The signatory National Commissions for UNESCO deem it is impossible for the 45th session of the World Heritage Committee to be held either in Kazan or under Russian presidency while the latter is destroying “outstanding universal value” in Ukraine. The credibility of UNESCO and the 1972 Convention concerning the Protection of the World’s Cultural and Natural Heritage is at stake.
Given these circumstances, the signatory National Commissions for UNESCO of this letter, whose States are all States Parties to the 1972 Convention, will not travel to Kazan or to a 45th session of the World Heritage Committee hosted in any other country if chaired by Russia.
However, we believe firmly that the important work of listing and protecting World Heritage should continue, despite the Russian offensive in Ukraine, and we do not therefore want to see the 45th session postponed. This is a particularly important meeting of the Committee, celebrating the 50th anniversary of the Convention, and which should launch a whole new focus on heritage in Africa in particular. These are important discussions that should take place in conditions that allow all States Parties to give them due focus and attention.
We look to you as our elected representatives on the World Heritage Committee to consider these arguments as you take forward your responsibilities on behalf of the Convention.

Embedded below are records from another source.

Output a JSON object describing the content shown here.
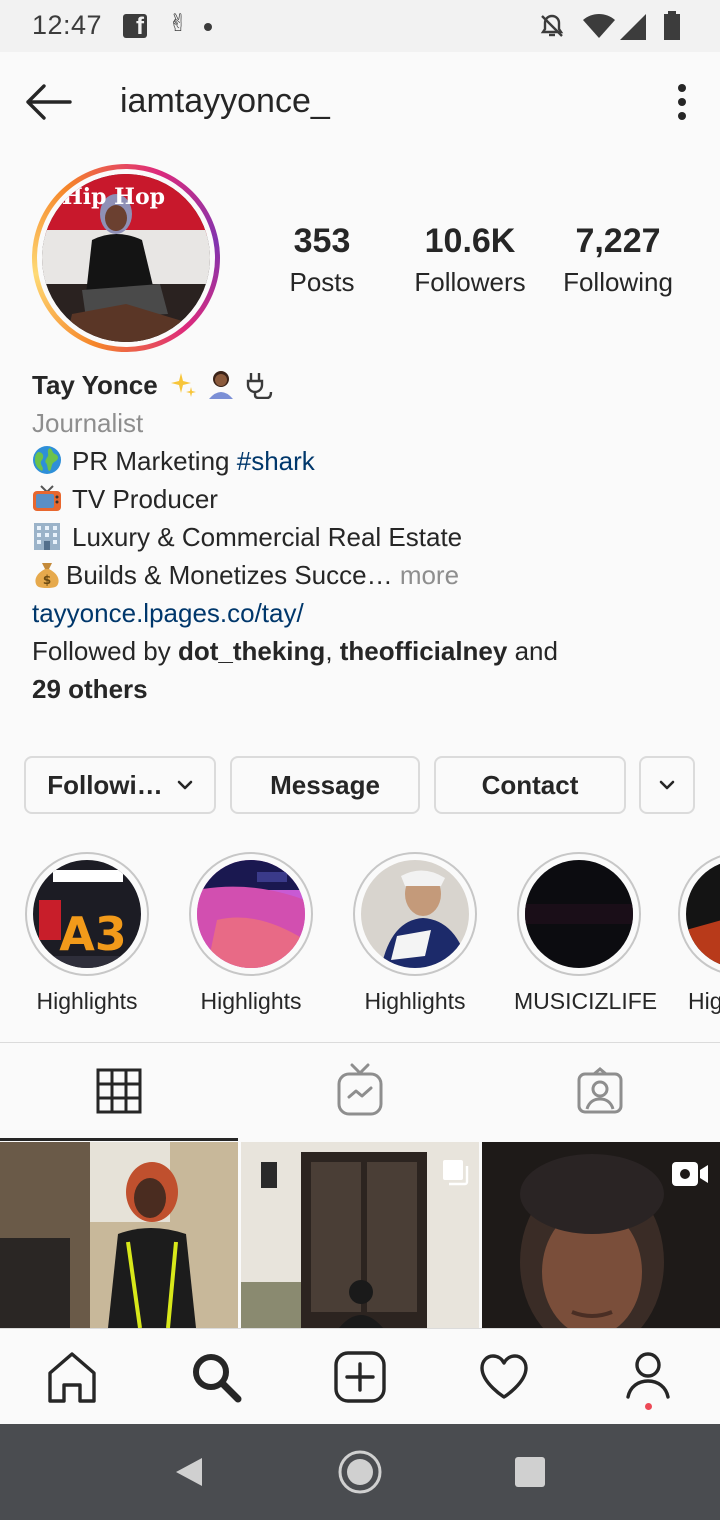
{
  "status_bar": {
    "time": "12:47"
  },
  "header": {
    "username": "iamtayyonce_"
  },
  "stats": [
    {
      "value": "353",
      "label": "Posts"
    },
    {
      "value": "10.6K",
      "label": "Followers"
    },
    {
      "value": "7,227",
      "label": "Following"
    }
  ],
  "avatar": {
    "sign_text": "Hip Hop"
  },
  "bio": {
    "name": "Tay Yonce",
    "category": "Journalist",
    "line1_text": "PR Marketing ",
    "line1_hashtag": "#shark",
    "line2": "TV Producer",
    "line3": "Luxury & Commercial Real Estate",
    "line4": "Builds & Monetizes Succe…",
    "more": " more",
    "link": "tayyonce.lpages.co/tay/",
    "followed_prefix": "Followed by ",
    "follower1": "dot_theking",
    "sep": ", ",
    "follower2": "theofficialney",
    "followed_and": " and",
    "others": "29 others"
  },
  "buttons": {
    "following": "Followi…",
    "message": "Message",
    "contact": "Contact"
  },
  "highlights": [
    {
      "label": "Highlights"
    },
    {
      "label": "Highlights"
    },
    {
      "label": "Highlights"
    },
    {
      "label": "MUSICIZLIFE"
    },
    {
      "label": "Hig"
    }
  ],
  "colors": {
    "accent_link": "#00376b",
    "muted": "#8e8e8e",
    "text": "#262626",
    "notification_dot": "#ed4956"
  },
  "icons": {
    "tabs": [
      "grid-icon",
      "igtv-icon",
      "tagged-icon"
    ],
    "bottom_nav": [
      "home-icon",
      "search-icon",
      "add-post-icon",
      "heart-icon",
      "profile-icon"
    ]
  }
}
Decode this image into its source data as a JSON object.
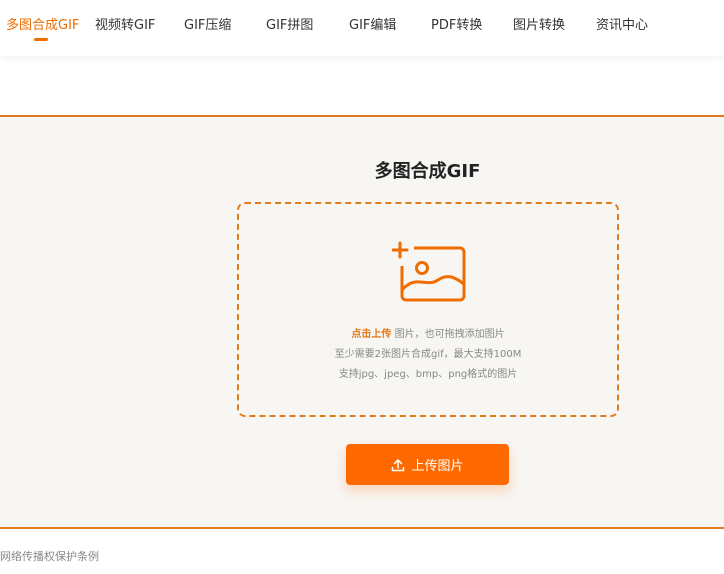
{
  "nav": {
    "items": [
      {
        "label": "多图合成GIF",
        "active": true
      },
      {
        "label": "视频转GIF"
      },
      {
        "label": "GIF压缩"
      },
      {
        "label": "GIF拼图"
      },
      {
        "label": "GIF编辑"
      },
      {
        "label": "PDF转换"
      },
      {
        "label": "图片转换"
      },
      {
        "label": "资讯中心"
      }
    ]
  },
  "main": {
    "title": "多图合成GIF",
    "dropzone": {
      "icon": "add-image-icon",
      "click_upload": "点击上传",
      "line1_rest": " 图片，也可拖拽添加图片",
      "line2": "至少需要2张图片合成gif，最大支持100M",
      "line3": "支持jpg、jpeg、bmp、png格式的图片"
    },
    "upload_button": {
      "icon": "upload-icon",
      "label": "上传图片"
    }
  },
  "footer": {
    "link": "网络传播权保护条例"
  },
  "colors": {
    "accent": "#ef6c00",
    "button": "#ff6a00",
    "panel_bg": "#f8f6f3",
    "border": "#e07b1e"
  }
}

The National Commissions of
Albania, Andorra, Aruba, Australia, Austria, Bulgaria, Canada, Columbia, Croatia, Curaçao, Cyprus, Czech Republic, Denmark, Estonia, France, Faroes, Finland, Georgia, Germany, Hungary, Iceland, Ireland, Italy, Latvia, Lithuania, Luxembourg, Malta, New Zealand, Netherlands, Norway, Poland, Portugal, Romania, Slovenia, Slovakia, South Korea, St Maarten, Sweden, Ukraine, United Kingdom